● **Component data from apps and pages**

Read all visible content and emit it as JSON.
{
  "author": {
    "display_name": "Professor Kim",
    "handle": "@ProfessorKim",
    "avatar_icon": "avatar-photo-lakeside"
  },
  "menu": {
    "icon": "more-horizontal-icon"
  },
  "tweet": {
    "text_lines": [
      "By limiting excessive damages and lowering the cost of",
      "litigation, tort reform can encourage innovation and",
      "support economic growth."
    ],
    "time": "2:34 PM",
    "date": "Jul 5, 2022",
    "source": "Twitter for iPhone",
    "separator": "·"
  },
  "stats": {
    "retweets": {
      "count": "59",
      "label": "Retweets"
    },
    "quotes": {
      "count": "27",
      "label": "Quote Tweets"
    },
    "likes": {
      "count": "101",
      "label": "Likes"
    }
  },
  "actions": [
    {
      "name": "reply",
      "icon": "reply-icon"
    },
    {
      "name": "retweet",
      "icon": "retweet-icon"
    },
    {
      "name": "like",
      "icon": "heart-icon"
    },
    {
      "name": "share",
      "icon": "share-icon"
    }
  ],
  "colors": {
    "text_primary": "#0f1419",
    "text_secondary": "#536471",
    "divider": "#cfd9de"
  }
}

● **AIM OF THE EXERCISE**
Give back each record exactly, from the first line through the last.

● **RESULT**
Read all visible content and emit it as JSON.
{
  "author": {
    "display_name": "Professor Kim",
    "handle": "@ProfessorKim",
    "avatar_icon": "avatar-photo-lakeside"
  },
  "menu": {
    "icon": "more-horizontal-icon"
  },
  "tweet": {
    "text_lines": [
      "By limiting excessive damages and lowering the cost of",
      "litigation, tort reform can encourage innovation and",
      "support economic growth."
    ],
    "time": "2:34 PM",
    "date": "Jul 5, 2022",
    "source": "Twitter for iPhone",
    "separator": "·"
  },
  "stats": {
    "retweets": {
      "count": "59",
      "label": "Retweets"
    },
    "quotes": {
      "count": "27",
      "label": "Quote Tweets"
    },
    "likes": {
      "count": "101",
      "label": "Likes"
    }
  },
  "actions": [
    {
      "name": "reply",
      "icon": "reply-icon"
    },
    {
      "name": "retweet",
      "icon": "retweet-icon"
    },
    {
      "name": "like",
      "icon": "heart-icon"
    },
    {
      "name": "share",
      "icon": "share-icon"
    }
  ],
  "colors": {
    "text_primary": "#0f1419",
    "text_secondary": "#536471",
    "divider": "#cfd9de"
  }
}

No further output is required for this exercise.